PETALING JAYA: The Auditor-General (A-G) said government funds for the Socio Economic Development of the Indian Community Unit (Sedic) were channelled into an NGO allegedly linked to a then minister.
A-G Nik Azman Nik Abdul Majid said in his audit report that RM15.55 million was approved between 2016 and 2017 for a “touch point” project and a pre-school project.
“From the RM15.55 million, RM6.73 million was channelled to seven NGOs.
“This particular NGO (one of the seven) sought funds to conduct a programme, namely the Community Transformation Programme, in different locations. The project was aimed at improving the quality of living and education for poor Indians,” he said.
Nik Azman said that in the memorandum of understanding (MoU) dated May 3, 2018 between the NGO and the government, the NGO was supposed to submit its report on the project’s progress by July 2018.

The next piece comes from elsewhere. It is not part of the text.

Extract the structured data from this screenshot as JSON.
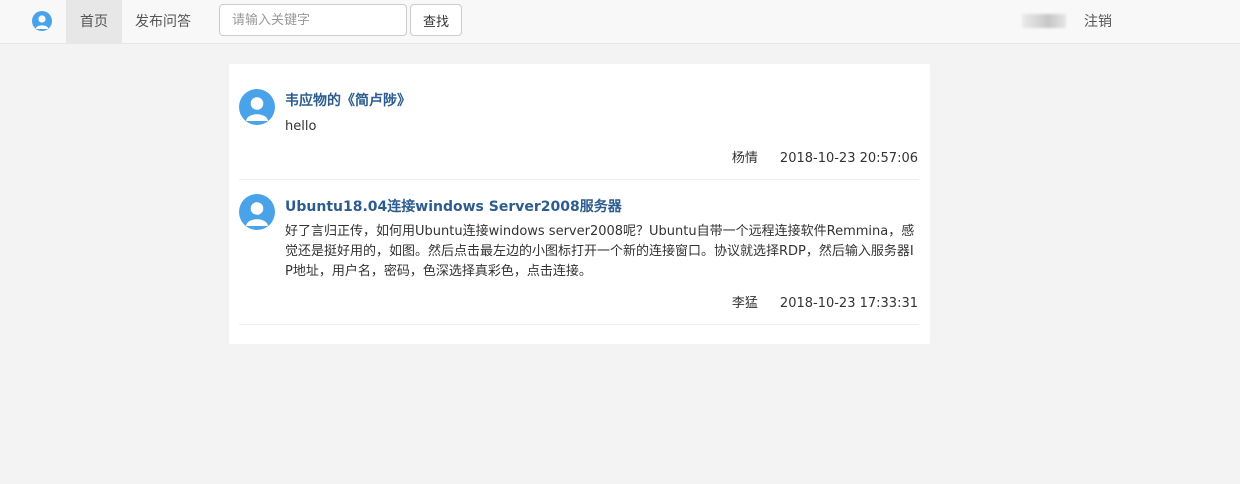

However, it had not conducted the programme and Sedic had also not monitored its progress.
“The NGO’s leader was a special officer to a minister,” Nik Azman said without naming the minister or the NGO.
He said the NGO had paid RM500,000 to a printing company and another group to conduct the programme.
It was not stated in the MoU if the programme would be carried out by another group, he said.
Nik Azman said checks showed that RM51,100 was paid to conduct an “impact study” on Sedic’s programmes between March 6 and 12 but the audit department could not find particulars on the said study.
“In our view, we find weaknesses on Sedic’s part to monitor the programmes and making sure public funds were properly managed,” he said.
The report noted that files on funds amounting to RM10.8 million for 23 programmes in 2014 were not submitted to the National Audit Department. In 2017, a total of RM18.9 million was provided to 49 NGOs which had failed to meet the approval criteria, Bernama reported.
SEDIC had displayed poor administration and monitoring development programmes for the Indian community, the report said. Although the unit had received almost RM204 million for 2014-2018, programmes had not been run efficiently because of incomplete records which in turn, could not be used to evaluate the outcomes of the initiatives